knows . . . ?" She shrugged her plump shoulders. "Maybe in
a few years, when he returns from the Continent . . . ?"
Nicki grinned with the sudden realization that the idea
wasn't at all unappealing. Hadn't she said she wanted a
man who would sweep her off her feet?
"Most likely he will have forgotten me," she said,
wondering if indeed he would. "He'll probably be married
to some dowdy aristocrat."
Madame Gaudin's eyes twinkled with mischief. "Maybe . . .
maybe not. I think he will not soon forget la petite
mademoiselle with eyes the color of a Caribbean sea who
rode the streets of La Ronde in her corset and chemise."
Nicki groaned at the reminder and finished getting
dressed. "I don't suppose I could impose upon your
kindness a little more and ask you not to tell him who I
am?" Maybe her father wouldn't find out after all.
The plump woman grinned mischievously. "He will ask--but I
suppose for Etienne St. Claire's daughter, I could forget
who you are--at least for the next few years."
"Thank you, madame. I'll be forever in your debt. Oh, and
if you'll send the amount due for the dress to
Meadowood . . ." She hated to spend the money. Times had
been hard of late. She and her mother had been careful
with every penny.
"M'sieur du Villier has already taken care of it."
"He has?" Nicki said in English, falling back into the
language she spoke at home, though her father was French,
and at the Salem Academy, the school she attended.
"Excusez-moi. Tell M'sieur du Villier I am grateful for
his kind assistance." Her father wouldn't like the idea,

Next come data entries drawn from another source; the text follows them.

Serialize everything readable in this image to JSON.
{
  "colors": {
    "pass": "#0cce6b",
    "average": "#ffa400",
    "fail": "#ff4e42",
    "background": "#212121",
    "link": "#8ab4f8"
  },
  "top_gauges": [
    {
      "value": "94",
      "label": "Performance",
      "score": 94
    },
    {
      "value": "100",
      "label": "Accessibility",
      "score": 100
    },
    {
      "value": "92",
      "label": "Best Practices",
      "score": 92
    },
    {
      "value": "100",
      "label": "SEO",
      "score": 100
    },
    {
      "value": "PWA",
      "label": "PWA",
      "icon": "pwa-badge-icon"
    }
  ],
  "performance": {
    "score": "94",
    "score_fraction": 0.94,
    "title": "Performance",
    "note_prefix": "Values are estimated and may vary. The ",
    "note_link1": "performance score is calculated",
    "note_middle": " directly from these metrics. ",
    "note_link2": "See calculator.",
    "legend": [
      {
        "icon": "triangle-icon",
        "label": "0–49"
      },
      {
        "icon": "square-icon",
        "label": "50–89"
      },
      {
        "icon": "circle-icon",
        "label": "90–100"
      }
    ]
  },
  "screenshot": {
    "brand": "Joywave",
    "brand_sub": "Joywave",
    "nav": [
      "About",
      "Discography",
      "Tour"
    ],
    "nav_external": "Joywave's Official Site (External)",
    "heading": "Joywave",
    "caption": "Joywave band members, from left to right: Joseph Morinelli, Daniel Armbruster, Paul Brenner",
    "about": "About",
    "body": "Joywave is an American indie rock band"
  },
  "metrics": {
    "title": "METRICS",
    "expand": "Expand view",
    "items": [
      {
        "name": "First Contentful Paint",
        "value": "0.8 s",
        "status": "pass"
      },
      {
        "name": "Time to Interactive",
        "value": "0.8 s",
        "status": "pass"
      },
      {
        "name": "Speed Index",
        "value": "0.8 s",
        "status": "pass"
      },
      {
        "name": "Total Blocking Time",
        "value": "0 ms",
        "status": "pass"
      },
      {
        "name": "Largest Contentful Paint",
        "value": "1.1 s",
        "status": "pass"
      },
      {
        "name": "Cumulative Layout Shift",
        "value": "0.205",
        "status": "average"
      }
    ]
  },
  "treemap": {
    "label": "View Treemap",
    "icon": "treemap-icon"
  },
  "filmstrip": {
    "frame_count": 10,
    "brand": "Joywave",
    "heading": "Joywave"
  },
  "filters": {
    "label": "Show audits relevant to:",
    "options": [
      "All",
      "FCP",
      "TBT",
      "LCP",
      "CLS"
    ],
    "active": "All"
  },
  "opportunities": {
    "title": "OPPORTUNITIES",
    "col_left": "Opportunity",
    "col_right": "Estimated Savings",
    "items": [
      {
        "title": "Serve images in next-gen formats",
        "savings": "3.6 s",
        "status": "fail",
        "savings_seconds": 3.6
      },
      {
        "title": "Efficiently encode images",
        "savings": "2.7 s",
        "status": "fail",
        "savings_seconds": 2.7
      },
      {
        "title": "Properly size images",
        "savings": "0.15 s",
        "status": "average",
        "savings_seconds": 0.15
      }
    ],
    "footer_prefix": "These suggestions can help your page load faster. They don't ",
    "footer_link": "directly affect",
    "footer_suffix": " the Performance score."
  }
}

but maybe he wouldn't have to know. And the du Villiers
could certainly afford it more than her family could right
now. Just this once, she decided, she would ignore her
damnable pride and be practical.
As long as she didn't have to face him.
Determined to be gone before her handsome rescuer
returned, Nicki finished brushing the dirt and leaves from
her underthings, and pulled the pretty pink muslin dress
on over her head.
Copyright Â© 1992 by Martin Kat